**Exercise goal**
From the data below, copy out every line in which the word "Snare" occurs.

:: Data

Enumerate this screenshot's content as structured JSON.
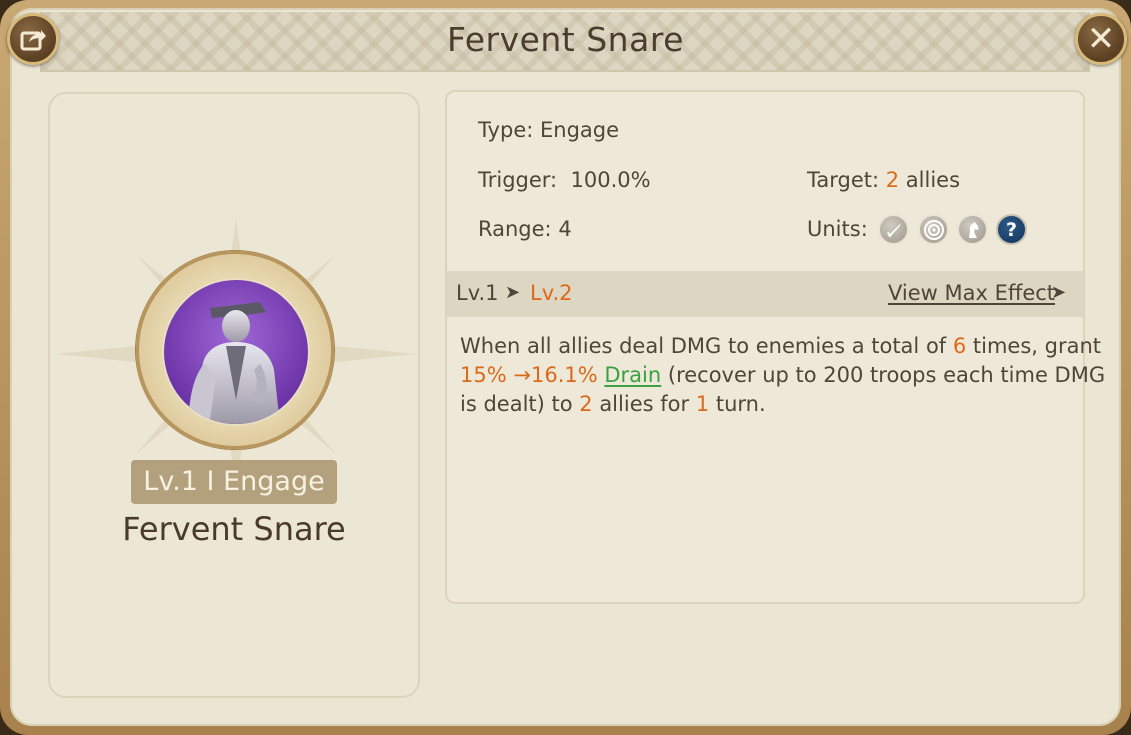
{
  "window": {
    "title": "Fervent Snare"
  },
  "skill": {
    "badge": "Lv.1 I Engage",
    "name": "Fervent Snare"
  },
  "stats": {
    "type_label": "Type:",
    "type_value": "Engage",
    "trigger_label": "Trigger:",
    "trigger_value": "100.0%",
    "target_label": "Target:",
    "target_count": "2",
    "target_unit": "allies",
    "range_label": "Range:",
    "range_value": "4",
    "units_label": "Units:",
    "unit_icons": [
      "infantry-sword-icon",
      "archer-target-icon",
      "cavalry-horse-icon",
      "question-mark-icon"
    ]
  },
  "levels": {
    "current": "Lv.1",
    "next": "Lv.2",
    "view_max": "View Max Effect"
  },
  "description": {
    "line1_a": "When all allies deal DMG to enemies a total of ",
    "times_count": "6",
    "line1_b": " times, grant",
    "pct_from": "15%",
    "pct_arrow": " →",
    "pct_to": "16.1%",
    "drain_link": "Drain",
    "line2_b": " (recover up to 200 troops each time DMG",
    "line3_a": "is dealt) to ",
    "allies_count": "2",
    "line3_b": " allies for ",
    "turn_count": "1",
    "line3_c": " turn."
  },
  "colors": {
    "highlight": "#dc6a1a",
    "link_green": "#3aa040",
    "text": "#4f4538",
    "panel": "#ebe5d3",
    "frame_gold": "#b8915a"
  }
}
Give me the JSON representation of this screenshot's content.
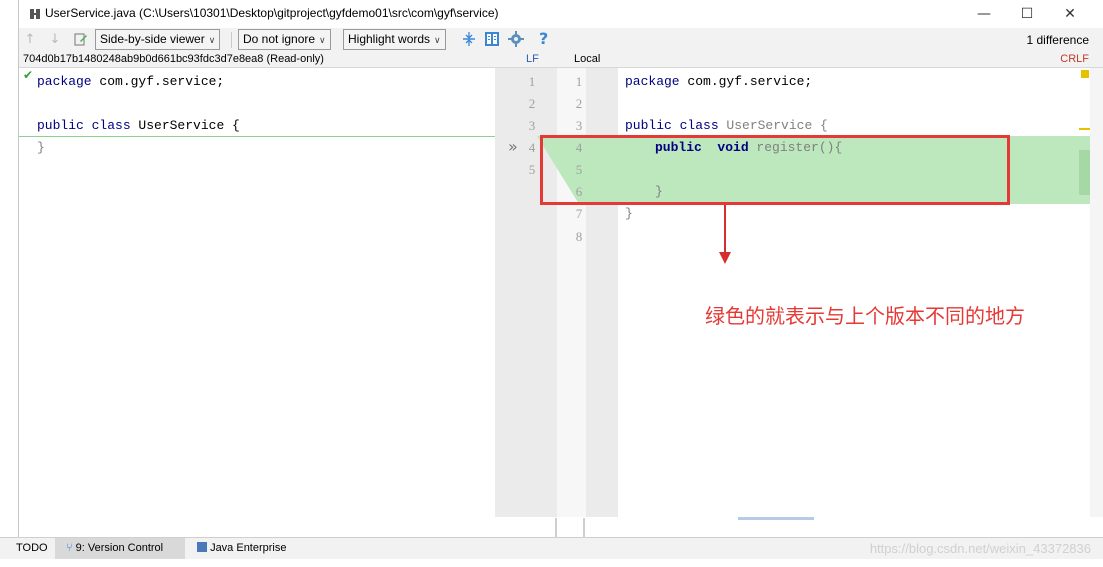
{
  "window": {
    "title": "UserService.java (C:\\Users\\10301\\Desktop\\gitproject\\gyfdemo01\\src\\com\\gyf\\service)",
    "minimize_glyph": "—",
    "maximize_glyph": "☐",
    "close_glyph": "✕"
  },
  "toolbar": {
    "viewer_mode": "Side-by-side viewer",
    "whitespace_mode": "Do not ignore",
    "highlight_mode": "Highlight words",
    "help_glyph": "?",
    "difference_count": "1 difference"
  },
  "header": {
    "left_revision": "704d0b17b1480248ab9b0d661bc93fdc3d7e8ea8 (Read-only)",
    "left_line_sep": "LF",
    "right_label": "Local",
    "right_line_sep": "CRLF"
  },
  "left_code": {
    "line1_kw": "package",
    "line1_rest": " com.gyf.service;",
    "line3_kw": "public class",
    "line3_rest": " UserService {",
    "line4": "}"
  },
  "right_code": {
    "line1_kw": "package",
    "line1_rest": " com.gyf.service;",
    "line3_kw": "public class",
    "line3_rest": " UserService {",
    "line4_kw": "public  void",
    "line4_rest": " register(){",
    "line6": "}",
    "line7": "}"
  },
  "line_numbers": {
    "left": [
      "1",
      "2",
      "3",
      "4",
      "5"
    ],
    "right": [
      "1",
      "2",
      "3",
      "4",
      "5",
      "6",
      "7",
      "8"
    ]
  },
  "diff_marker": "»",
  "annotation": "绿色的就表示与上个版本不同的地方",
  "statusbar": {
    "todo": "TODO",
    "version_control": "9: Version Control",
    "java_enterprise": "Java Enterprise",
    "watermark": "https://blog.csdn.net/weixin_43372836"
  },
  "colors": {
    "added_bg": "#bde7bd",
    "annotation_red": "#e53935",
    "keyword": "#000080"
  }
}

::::

**Solution**
    "title": "Fervent Snare"
    "name": "Fervent Snare"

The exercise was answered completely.